** Your instructions **
Scan the entries below for the word "课程解读" and copy every line in which it occurs.

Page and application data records
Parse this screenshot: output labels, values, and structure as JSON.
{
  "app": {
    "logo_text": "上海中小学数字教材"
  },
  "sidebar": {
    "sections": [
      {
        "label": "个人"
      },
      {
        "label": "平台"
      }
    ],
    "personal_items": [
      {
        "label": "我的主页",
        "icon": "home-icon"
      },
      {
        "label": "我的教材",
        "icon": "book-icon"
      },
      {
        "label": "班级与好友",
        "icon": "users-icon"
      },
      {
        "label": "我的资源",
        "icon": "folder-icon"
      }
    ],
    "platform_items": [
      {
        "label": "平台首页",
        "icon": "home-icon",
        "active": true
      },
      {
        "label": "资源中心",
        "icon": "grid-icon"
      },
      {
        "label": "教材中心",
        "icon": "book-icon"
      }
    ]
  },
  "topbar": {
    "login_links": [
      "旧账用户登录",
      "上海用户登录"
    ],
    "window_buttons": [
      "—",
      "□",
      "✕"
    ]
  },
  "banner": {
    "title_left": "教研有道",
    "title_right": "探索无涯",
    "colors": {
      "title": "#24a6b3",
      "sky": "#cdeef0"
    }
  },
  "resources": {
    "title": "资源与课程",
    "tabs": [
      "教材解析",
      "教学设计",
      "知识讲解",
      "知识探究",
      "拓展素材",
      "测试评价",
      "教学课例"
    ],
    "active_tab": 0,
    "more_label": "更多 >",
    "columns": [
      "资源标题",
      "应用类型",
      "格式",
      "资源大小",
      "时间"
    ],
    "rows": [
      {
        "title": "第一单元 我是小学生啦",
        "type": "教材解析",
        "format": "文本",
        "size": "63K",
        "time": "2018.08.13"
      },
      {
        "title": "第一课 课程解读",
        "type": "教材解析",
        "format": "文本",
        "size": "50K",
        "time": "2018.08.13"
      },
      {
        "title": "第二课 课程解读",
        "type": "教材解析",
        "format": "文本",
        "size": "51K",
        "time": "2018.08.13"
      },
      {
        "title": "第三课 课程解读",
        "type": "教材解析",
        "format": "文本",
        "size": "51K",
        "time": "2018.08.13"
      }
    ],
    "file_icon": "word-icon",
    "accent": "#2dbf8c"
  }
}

** Task response **
        "title": "第一课 课程解读",
        "title": "第二课 课程解读",
        "title": "第三课 课程解读",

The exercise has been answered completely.